ASTORIA, Ore. - You've heard of neighborhood zoning. Now there's a move afoot to zone the ocean. Oregon, Washington state and the federal government all have fledgling plans to coordinate competing ocean uses.
But wave energy developers say Oregon's initial draft leaves them in a watery ghetto. Oregon is the first to produce detailed ocean maps.
At first glance, the Pacific Ocean looks wide open and mostly empty. It's anything but on a digital map the state of Oregon has recently put online. The interactive display includes around 150 layers of data about existing ocean uses and natural features.
Oregon Sea Grant fellow Todd Hallenbeck demonstrates on his laptop by highlighting prime fishing grounds.
"There's a large area of the territorial sea that's important to fishing with the darker red colors representing some of the most important areas for each of the ports," Hallenbeck points out.
The map lights up from Neah Bay, Washington to the Oregon-California border.
He adds, "We can turn on things like commercial shipping lanes," which adds purple lines crisscrossing the screen.
"We can turn on some of the seabird layers that represent areas where there are seabird colonies. These are represented by these little dots that show up right along the shoreline and rocky reef areas."
I ask him, "After we put all of these layers on — and we've just selected some of the big ones — what's left if I'm a wave energy developer?"
Hallenbeck responds, "There are not a ton of areas that seem to not have something of importance in them already. So the challenge here is finding the few areas that exist that have the least amount of conflict."
That's the nub for actual project developers. Justin Klure of Pacific Energy Ventures feels boxed out by the initial set of lines drawn on the ocean planning map.
"First blush, those maps look a little intimidating from the industry perspective," he says. "Because the areas that they've identified are relatively small and don't align with some of the basic requirements that the industry is looking at, which is access to port, access to transmission, certain water depths."

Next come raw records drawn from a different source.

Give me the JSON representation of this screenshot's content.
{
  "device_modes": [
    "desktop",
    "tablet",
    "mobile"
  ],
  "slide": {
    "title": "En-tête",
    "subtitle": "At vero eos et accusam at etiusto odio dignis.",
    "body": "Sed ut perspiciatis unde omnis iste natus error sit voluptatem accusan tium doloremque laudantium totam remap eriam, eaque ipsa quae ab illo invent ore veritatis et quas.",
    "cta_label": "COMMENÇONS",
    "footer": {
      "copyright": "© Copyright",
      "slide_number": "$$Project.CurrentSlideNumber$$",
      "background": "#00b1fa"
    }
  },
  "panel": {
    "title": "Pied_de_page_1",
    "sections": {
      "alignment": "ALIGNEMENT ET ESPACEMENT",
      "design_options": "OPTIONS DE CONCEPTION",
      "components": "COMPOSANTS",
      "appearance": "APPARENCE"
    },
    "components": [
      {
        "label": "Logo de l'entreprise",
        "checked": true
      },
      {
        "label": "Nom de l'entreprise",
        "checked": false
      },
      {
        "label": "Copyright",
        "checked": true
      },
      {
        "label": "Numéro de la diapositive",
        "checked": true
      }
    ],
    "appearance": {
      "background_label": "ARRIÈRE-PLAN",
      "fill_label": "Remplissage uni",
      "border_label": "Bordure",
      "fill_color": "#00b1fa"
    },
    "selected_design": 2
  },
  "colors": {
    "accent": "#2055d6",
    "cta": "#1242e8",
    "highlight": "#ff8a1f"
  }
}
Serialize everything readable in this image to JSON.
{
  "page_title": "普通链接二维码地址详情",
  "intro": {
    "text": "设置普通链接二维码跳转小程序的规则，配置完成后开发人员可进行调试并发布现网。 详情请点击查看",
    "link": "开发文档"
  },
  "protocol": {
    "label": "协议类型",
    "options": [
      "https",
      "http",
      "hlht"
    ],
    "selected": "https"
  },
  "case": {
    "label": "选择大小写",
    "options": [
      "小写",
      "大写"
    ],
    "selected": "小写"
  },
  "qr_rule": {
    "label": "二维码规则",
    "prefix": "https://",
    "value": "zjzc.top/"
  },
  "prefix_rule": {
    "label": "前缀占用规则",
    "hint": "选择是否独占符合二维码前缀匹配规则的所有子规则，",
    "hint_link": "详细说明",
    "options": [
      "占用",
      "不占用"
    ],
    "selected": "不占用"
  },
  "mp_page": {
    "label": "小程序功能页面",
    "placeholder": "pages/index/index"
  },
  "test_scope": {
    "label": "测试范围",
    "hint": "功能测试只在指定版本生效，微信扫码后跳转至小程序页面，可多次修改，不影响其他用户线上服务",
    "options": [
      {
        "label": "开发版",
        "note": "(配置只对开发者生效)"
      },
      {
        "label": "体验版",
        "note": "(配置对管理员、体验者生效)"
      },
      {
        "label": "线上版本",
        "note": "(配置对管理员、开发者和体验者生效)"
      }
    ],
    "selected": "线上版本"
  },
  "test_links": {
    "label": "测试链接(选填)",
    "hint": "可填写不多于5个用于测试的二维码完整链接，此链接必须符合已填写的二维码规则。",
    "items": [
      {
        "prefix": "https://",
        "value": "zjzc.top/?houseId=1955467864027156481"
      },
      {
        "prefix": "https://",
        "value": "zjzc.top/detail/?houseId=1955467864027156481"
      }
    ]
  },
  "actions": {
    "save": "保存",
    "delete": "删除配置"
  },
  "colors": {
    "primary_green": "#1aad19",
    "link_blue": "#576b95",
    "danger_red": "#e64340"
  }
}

Klure isn't giving up hope yet. It's early in the process, too early in his view to be "drawing lines in the sand." To stay with the zoning analogy, he argues for a "mixed use" approach while more data is gathered.

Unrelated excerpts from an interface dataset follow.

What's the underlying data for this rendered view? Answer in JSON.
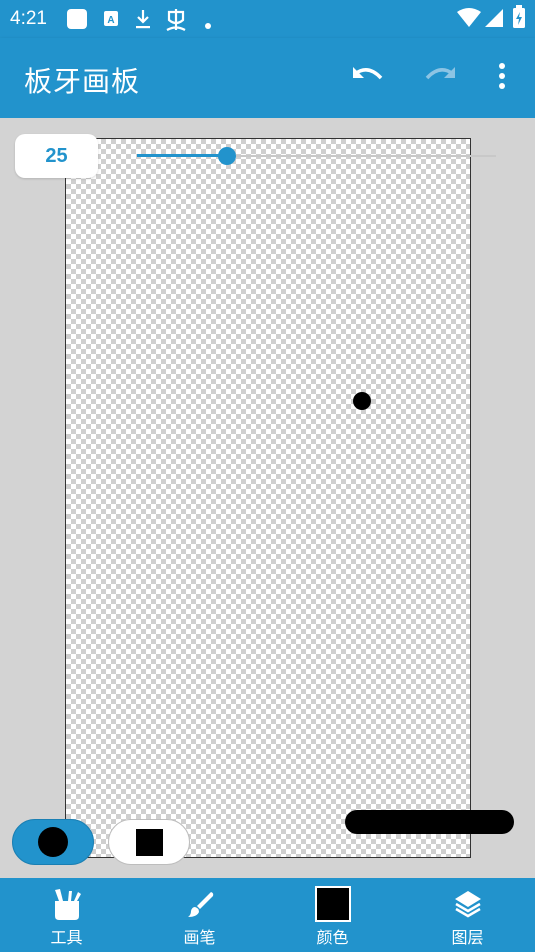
{
  "status_bar": {
    "time": "4:21"
  },
  "app_bar": {
    "title": "板牙画板"
  },
  "brush": {
    "size": "25",
    "size_fraction": 0.25,
    "shapes": [
      "circle",
      "square"
    ],
    "selected_shape": "circle"
  },
  "bottom_nav": {
    "tools": "工具",
    "brush": "画笔",
    "color": "颜色",
    "layers": "图层"
  },
  "colors": {
    "accent": "#2293cc",
    "brush_color": "#000000",
    "workspace": "#d3d3d3"
  },
  "icons": [
    "undo-icon",
    "redo-icon",
    "more-vert-icon",
    "tools-icon",
    "brush-icon",
    "layers-icon",
    "wifi-icon",
    "signal-icon",
    "battery-icon",
    "download-icon",
    "bug-icon"
  ]
}
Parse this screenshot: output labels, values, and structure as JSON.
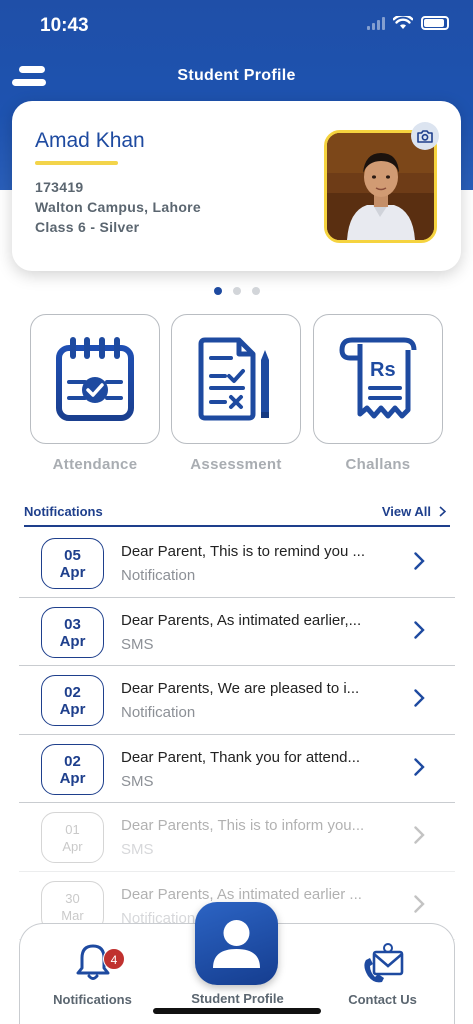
{
  "status_bar": {
    "time": "10:43"
  },
  "header": {
    "title": "Student Profile"
  },
  "profile": {
    "name": "Amad Khan",
    "id": "173419",
    "campus": "Walton Campus, Lahore",
    "class": "Class 6 - Silver"
  },
  "carousel": {
    "pages": 3,
    "active": 0
  },
  "tiles": [
    {
      "label": "Attendance",
      "icon": "calendar-check-icon"
    },
    {
      "label": "Assessment",
      "icon": "checklist-icon"
    },
    {
      "label": "Challans",
      "icon": "receipt-rupee-icon"
    }
  ],
  "notifications": {
    "title": "Notifications",
    "view_all": "View All",
    "items": [
      {
        "day": "05",
        "month": "Apr",
        "message": "Dear Parent, This is to remind you ...",
        "type": "Notification"
      },
      {
        "day": "03",
        "month": "Apr",
        "message": "Dear Parents, As intimated earlier,...",
        "type": "SMS"
      },
      {
        "day": "02",
        "month": "Apr",
        "message": "Dear Parents, We are pleased to i...",
        "type": "Notification"
      },
      {
        "day": "02",
        "month": "Apr",
        "message": "Dear Parent,  Thank you for attend...",
        "type": "SMS"
      },
      {
        "day": "01",
        "month": "Apr",
        "message": "Dear Parents, This is to inform you...",
        "type": "SMS"
      },
      {
        "day": "30",
        "month": "Mar",
        "message": "Dear Parents, As intimated earlier ...",
        "type": "Notification"
      }
    ]
  },
  "bottom_nav": {
    "notifications": {
      "label": "Notifications",
      "badge": "4"
    },
    "student_profile": {
      "label": "Student Profile"
    },
    "contact_us": {
      "label": "Contact Us"
    }
  },
  "colors": {
    "primary": "#1e4aa0",
    "accent": "#f3d44a",
    "badge": "#c0312f"
  }
}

The planning process is moving slowly. That's creating regulatory uncertainty. It's scared off at least one ocean energy company interested in Oregon. Europe-based Aquamarine Power closed its local office this fall.
In a statement, the company expressed a hope to return to the Pacific Northwest someday, but said it will focus on California in the meantime.
Groups representing the fishing fleet remain leery of the ocean planning process. Ilwaco, Washington crab fisherman Dale Beasley has a hard time imagining sharing the sea with industrial energy installations.
"Ocean energy and fishing are mutually exclusive." he says. "They will not be able to coexist in the same area."
A representative of environmental groups is more conciliatory. Susan Allen directs a coalition called Our Ocean.
"I do think there is a way through this," she says. "It has to do with the fact that Oregon is uniquely suited to deal with this. We have a long legacy of figuring out what compromises are. We are the state that pioneered the Beach Act. We pioneered land use planning."
The ocean mapping and zoning process won't stop the West Coast's first commercial wave energy park. Ocean Power Technologies' demonstration project near Reedsport, Oregon is grandfathered in. The company plans to launch the first of 10 massive floating wave energy generators around the middle of next year.
In 2010, the Washington State Legislature passed bill to start what it called "marine spatial planning," but lawmakers budgeted no money to do it.
On the Web:
Oregon Ocean Planning Information:
Wash. Dept of Ecology: Marine spatial planning
Aquamarine Power leaves Oregon: http://assets.sustainablebusinessoregon.com/articles/2011/11/aquamarine-power-leaves-oregon-citing.html